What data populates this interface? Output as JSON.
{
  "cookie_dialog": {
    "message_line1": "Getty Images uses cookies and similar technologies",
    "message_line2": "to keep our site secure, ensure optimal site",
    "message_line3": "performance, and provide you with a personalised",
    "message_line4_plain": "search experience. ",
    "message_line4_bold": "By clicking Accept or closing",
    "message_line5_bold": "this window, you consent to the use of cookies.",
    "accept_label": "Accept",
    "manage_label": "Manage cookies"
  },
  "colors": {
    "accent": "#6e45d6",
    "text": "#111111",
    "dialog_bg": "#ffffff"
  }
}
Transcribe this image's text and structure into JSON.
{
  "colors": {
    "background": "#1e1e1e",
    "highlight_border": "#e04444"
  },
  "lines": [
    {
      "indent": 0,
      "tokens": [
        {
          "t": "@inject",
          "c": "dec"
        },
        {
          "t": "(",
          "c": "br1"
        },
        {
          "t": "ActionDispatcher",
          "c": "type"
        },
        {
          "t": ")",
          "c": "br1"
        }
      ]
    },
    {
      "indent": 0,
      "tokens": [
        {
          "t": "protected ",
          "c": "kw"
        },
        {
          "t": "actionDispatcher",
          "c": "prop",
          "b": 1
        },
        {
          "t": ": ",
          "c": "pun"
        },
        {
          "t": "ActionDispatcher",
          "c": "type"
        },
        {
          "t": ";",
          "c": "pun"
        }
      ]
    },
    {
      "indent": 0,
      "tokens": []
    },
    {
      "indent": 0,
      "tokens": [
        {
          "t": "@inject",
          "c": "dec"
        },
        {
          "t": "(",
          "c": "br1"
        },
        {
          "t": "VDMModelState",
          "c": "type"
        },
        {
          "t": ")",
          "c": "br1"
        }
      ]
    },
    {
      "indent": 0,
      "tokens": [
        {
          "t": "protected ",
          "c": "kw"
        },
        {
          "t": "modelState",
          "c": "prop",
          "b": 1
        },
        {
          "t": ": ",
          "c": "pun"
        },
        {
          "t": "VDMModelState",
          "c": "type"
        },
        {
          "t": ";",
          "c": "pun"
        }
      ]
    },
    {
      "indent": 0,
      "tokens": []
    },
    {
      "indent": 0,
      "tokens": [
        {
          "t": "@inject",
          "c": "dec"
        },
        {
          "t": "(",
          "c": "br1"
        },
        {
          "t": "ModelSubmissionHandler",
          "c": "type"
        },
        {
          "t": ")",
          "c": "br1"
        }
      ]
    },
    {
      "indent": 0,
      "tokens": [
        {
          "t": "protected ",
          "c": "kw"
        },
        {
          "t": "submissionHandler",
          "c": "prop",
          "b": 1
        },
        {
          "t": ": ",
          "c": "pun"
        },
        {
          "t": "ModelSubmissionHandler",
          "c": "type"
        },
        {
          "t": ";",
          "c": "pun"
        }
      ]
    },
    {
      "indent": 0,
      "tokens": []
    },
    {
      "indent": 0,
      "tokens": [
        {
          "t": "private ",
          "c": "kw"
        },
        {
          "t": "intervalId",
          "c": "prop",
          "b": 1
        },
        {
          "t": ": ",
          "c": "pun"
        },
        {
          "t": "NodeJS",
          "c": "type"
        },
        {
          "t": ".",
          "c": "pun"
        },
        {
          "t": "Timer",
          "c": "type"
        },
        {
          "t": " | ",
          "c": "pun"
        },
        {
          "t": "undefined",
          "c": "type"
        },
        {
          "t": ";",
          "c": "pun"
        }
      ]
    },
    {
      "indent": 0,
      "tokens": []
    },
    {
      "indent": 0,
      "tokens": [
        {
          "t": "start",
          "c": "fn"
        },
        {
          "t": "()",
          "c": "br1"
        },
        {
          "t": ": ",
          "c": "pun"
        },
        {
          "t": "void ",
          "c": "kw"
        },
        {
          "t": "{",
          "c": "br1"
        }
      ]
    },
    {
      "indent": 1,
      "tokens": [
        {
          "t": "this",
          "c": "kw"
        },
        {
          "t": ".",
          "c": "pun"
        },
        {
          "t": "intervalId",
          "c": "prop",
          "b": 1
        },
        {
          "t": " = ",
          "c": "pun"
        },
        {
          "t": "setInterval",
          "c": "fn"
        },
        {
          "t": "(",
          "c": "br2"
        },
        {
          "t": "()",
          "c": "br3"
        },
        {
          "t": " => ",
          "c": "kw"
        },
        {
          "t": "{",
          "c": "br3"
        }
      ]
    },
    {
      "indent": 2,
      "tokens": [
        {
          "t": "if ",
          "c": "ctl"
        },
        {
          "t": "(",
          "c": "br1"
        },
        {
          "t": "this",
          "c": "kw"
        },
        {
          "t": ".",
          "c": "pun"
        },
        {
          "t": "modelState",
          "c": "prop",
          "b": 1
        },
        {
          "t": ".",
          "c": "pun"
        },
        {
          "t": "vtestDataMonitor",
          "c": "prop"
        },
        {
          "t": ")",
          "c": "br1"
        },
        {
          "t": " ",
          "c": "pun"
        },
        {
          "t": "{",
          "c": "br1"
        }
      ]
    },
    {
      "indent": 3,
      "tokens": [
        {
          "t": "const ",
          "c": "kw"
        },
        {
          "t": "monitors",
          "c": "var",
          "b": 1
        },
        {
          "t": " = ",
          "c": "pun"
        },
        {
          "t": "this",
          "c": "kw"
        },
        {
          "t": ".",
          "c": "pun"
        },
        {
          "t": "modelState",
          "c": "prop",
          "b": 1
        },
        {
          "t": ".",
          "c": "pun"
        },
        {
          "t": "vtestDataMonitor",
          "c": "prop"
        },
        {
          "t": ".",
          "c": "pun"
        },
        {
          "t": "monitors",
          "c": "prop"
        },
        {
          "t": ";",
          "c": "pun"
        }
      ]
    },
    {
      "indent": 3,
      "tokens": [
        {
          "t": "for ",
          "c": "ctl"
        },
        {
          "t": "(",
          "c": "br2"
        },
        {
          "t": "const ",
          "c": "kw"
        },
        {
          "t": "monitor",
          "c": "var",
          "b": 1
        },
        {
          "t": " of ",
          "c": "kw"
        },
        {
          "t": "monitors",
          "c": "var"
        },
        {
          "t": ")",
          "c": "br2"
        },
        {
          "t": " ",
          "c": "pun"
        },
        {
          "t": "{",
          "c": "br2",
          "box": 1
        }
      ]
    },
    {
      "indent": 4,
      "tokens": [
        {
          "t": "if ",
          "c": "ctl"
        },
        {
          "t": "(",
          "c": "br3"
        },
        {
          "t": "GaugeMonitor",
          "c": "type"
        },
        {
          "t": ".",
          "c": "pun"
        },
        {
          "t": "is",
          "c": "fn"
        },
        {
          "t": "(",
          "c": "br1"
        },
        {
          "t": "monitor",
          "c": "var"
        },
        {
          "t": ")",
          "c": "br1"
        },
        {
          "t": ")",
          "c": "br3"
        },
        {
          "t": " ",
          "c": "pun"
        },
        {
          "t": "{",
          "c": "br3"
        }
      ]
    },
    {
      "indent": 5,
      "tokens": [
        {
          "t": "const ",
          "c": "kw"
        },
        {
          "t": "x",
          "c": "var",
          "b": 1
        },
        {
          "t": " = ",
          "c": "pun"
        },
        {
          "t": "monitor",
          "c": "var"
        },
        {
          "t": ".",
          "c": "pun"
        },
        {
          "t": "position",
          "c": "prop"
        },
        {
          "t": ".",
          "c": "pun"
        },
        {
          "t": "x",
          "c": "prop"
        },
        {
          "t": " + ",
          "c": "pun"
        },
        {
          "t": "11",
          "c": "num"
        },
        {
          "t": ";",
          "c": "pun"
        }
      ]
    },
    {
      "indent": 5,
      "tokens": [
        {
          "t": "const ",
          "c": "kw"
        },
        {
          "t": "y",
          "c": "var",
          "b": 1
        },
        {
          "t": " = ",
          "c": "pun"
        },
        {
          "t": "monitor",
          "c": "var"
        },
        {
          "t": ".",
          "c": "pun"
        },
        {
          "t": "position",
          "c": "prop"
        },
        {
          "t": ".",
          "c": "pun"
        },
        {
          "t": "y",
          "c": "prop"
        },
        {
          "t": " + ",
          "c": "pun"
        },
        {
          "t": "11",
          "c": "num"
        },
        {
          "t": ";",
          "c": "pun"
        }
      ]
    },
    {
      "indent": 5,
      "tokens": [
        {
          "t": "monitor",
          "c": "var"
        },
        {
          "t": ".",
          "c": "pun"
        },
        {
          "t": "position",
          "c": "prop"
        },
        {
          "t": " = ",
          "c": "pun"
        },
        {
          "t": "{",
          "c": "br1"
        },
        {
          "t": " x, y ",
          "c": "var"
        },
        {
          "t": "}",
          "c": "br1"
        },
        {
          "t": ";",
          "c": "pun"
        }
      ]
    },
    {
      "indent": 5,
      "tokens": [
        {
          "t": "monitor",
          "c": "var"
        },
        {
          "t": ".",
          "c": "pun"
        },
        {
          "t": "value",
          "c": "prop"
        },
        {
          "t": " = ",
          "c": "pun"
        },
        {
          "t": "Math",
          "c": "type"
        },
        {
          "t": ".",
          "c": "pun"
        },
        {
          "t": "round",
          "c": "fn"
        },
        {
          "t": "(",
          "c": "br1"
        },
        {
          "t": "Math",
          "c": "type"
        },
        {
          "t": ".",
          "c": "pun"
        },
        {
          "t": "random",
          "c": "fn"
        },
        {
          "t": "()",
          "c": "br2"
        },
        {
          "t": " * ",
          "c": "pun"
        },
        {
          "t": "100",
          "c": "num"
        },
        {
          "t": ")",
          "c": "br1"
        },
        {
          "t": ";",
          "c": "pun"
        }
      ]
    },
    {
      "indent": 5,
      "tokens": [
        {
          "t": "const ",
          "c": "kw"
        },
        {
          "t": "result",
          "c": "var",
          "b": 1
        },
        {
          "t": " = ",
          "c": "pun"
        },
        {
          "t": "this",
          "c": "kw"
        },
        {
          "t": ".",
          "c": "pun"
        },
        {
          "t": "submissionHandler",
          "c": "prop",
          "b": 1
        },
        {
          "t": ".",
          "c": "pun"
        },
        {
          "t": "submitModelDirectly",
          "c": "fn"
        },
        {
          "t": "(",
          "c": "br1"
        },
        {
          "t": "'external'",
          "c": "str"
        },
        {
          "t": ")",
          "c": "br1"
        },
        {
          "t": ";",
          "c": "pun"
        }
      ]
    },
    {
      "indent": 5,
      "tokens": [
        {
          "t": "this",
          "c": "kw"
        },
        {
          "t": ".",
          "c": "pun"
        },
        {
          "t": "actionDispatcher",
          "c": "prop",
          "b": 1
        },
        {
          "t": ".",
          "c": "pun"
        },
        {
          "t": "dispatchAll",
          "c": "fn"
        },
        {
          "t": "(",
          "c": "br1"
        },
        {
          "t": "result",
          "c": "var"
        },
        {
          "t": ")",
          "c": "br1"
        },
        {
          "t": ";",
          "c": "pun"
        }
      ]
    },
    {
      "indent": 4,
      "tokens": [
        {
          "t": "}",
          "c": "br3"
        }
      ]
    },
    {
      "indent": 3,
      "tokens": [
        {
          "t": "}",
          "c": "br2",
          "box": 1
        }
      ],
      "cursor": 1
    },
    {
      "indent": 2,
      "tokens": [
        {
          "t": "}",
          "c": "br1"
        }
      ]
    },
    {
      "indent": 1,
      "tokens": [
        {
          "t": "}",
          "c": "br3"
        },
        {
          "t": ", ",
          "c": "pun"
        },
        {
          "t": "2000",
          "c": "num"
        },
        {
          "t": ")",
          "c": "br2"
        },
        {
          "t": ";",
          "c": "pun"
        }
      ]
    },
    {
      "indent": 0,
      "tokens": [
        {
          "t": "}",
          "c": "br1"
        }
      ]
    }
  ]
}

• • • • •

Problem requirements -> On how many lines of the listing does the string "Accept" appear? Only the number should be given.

Response below -> 2